People like the occasional Twinkie or bag of chips, and that’s fine. The problem in our food system is that unnecessary junk has become pervasive. I buy tomato sauce with no added sugar. It tastes better, but it’s hard to find. Sugar gets added to all kinds of things where it has no business being. Corn syrup, of course, is everywhere. Artificial colors, starches, refined everything, and lots of salt in things where salt is not needed. Unless something is significantly likely to cause cancer, we don’t keep it out of food. Being likely to cause obesity, heart disease, diabetes and other issues is not considered relevant. That hurts us, and the increase in medical costs under Medicare, Medicaid, and our insurance premiums costs us money.
I don’t believe in messing with people’s food lives, so bans are to be used with caution. But corporations are very good at responding to incentives, even small ones. If they can save five cents on each of a hundred million bags of whatever, that’s five million more dollars to the bottom line. That provides a good opportunity for a relatively low rate of tax to drive important behaviors.
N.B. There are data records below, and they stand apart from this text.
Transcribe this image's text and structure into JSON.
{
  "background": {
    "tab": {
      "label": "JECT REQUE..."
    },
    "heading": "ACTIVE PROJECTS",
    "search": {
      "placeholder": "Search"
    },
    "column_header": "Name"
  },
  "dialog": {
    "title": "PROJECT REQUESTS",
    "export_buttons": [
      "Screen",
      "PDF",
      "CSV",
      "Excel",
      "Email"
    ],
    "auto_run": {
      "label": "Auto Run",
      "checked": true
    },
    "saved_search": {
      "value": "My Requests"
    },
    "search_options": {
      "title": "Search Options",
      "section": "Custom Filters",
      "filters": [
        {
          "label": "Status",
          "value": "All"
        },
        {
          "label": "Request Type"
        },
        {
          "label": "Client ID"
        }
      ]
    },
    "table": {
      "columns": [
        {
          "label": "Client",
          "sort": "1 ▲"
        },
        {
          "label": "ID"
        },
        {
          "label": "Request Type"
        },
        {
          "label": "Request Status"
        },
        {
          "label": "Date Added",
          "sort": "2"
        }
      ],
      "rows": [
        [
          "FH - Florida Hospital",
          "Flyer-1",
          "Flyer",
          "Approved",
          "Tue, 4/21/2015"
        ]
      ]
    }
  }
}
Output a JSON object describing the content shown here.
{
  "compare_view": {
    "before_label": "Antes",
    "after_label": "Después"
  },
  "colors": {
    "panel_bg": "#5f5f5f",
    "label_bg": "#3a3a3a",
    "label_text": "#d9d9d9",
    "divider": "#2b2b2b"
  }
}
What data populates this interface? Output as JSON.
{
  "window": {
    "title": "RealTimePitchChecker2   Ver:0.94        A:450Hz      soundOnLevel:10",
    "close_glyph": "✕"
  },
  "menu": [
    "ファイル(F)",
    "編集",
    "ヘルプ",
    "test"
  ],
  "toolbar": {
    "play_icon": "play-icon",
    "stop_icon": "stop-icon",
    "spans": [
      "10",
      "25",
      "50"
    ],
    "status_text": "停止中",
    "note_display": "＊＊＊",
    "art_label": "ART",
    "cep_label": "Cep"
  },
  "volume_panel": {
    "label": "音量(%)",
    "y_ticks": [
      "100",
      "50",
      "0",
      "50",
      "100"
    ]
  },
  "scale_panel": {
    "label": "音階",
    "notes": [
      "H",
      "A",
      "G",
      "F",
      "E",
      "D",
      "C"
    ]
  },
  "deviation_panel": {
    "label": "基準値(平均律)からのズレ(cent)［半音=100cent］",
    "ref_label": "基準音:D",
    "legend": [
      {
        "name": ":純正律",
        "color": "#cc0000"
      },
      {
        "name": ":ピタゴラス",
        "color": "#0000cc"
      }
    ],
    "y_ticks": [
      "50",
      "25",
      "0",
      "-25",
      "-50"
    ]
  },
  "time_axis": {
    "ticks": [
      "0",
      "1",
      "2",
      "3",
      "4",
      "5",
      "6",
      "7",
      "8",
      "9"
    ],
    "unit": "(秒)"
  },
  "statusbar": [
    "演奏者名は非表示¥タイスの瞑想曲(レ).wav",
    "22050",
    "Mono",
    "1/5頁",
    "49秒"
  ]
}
What would happen if we put an excise tax on sugar and corn syrup used in producing other food items? (I wouldn’t tax the bag or bottle a consumer buys. If they are cooking for themselves, good for them.) What if we taxed salt just a little, so that chip makers would still use enough to taste good but maybe a little less than before, and the thing that didn’t need salt replaces it with a little healthy spice? What if we allow food colors, but make them more expensive to the manufacturer so that he re-thinks using them? What if we put an excise tax on manufacturers’ use of refined flour, but not on the more whole-grain stuff that tastes better anyway? The producers of all the junk ingredients would scream, of course, but it could improve corporate behavior substantially while still allowing them to supply the particular junky items that people especially like. They would just use less of the bad stuff, and stop using it in places like tomato sauce where it really doesn’t belong.
Part of the reason for not favoring heavy government regulation of food is that they don’t do it well. They get captured by food industry lobbies and push foods that aren’t supported by good science. Remember when we were supposed to eat margarine made of trans-fats to replace butter? Educated consumers can make their own choices. Tax nudging based on a list of things agreed after public hearings, though, is unlikely to go dramatically wrong. Scientists are pretty sure about a number of things that we’d do well to consume a little less of. Burden those things, and less of them will find their way into our diets. If the regulators burden some of the wrong things, we will still be free to use our own knowledge and eat the good stuff anyway.
Nobody that I know of has tried this strategy yet. They have, in the face of huge opposition from the soft drinks industry, tried imposing sugary drinks taxes. Those are basically a good idea, I think, but have a couple of flaws. First, the science shows that diet soft drinks have effects on the body similar to corn syrupy drinks, so the target is probably too narrow. Second, when you target a particular thing people like, it makes it easier for the company to rally their supporters in opposition. Put a tax on high fructose corn syrup used in food and a tax on artificial sweeteners and it will be harder for the companies to convince consumers that the evil government is interfering with their rights.
As it stands, poor people tend to get a particularly large fraction of their calories from unhealthy junk. Would taxes on unhealthy ingredients hurt the poor? It’s not clear that they would. As we know, we have a problem of obesity in America from people eating too many unhealthy calories, and that problem particularly affects the poor. Junk food is addictive and the body has a hard time processing it properly. If companies use slightly more expensive ingredients and charge a little more, the poor will likely be able to satisfy their hunger for less money, because they will have less addiction-driven hunger and less hunger driven by the body searching for missing nutrients. Further, if people buy a little less of the junk because the price goes up, that won’t hurt them, even if they don’t replace those excess empty calories with anything else. So, this is an area where we probably don’t need to worry too much about distributional effects. The proceeds of the tax could be applied to reduce the deficit.
It is worth noting that while one could earmark the funds towards something like funding early childhood nutrition programs, it can be counterproductive to do things like that. When you use a tax to discourage something, your hope is that the tax will produce less revenue over time, as people and companies change their behavior. If the proceeds of the tax are earmarked for dealing with a harm that will fade away as the relevant behavior changes, that’s fine. But the need for early childhood nutrition programs won’t disappear just because companies start using fewer unhealthy ingredients. If the nutrition programs depend on taxes on junk, the programs could lose funding when they shouldn’t. Where a discouragement tax is likely to have a significant effect on overall prices, it makes sense to offset it by reducing taxes on labor. Where a discouragement tax won’t have that kind of dramatic effect on consumers, then going overboard on specific earmarks would be a mistake. We currently have gigantic budget deficits that need to be reduced. Letting some discouragement taxes just apply towards reducing the deficits would serve an urgent need.